Sacrifice, in general, is something we admire in others, but aren’t so keen to do ourselves. Originally, of course, it meant offering something to God; literally, to make sacred. Now it usually means giving something up – which may be more likely to make us scared.
But sacrifice need not be all about self-denial, even if that’s a part of it. The purpose of them, after all, is to bring about a greater good. And one of the chief lessons you should have learnt growing up is that deferred gratification can lead to more rewarding outcomes in the end.
When it comes to taking a pay cut, though, most of us would hesitate. And the large number of people – probably most of us – who have had to deal with cuts, pay freezes (which are just cuts imposed by time and inflation) or rises lower than the cost of living (which are cuts, too) over the past few years may well be thinking they’ve had quite enough austerity, thank you very much.
All the same, there are circumstances in which less can be more. One of those is the growth in popularity of salary sacrifice schemes. Initially offered mainly for pensions and childcare, these now cover a wide range of non-cash benefits and are becoming a common option provided by employers.

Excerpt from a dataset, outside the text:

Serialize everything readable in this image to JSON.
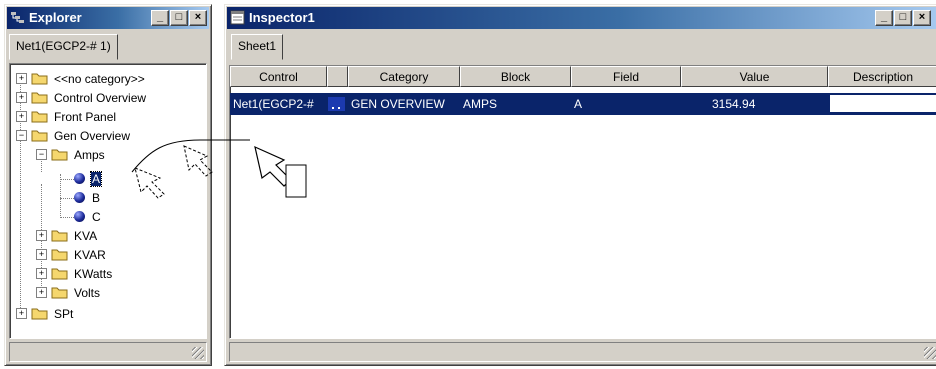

Since salary sacrifice involves a pay cut, these schemes won’t suit everyone, and it’s important to check whether a reduction in your overall pay might affect, for example; the level of maternity pay you get, any life cover offered through your job, or a salary-based redundancy settlement. It might also affect the level of mortgage you can apply for. Another restriction is that no employer can offer a salary sacrifice scheme which takes an employee below the level of the minimum wage.
But there can be a clear advantage in some circumstances. The non-cash benefits, especially childcare vouchers and pension plans, are often free of tax liabilities. But even for other items, you will be paying a reduced amount of tax and National Insurance – which can mean you are effectively buying big-ticket items out of untaxed income.
The incentive for employers to offer such schemes is that they also escape their NI costs on the part of your salary that is sacrificed; and quite a few employers pass some or all of those savings to you. Training fees, computing equipment, cycle-to-work schemes and company cars can all be offered under the scheme. The exact amount of the savings depend on the tax band of the employee, and any tax which may be payable on the benefit, but typically, a salary sacrifice of £250 a month can amount to a saving of £50 or more a month.
One point worth considering is whether a salary sacrifice might substantially alter your outgoings on tax: for example, by taking you into a lower bracket, or by altering your entitlement to tax credits, or to child benefit.
This is obviously an area where you need to do your homework, and your sums, carefully, but for some people – particularly those who have found themselves dragged into a higher tax bracket during the past two of three years, but who are not much over the line – there is the potential for quite substantial savings. You may be able to get advice on whether you’d be better off from the Money Advice Service.
HM Revenue and Customs also offer advice on how schemes affect your PAYE.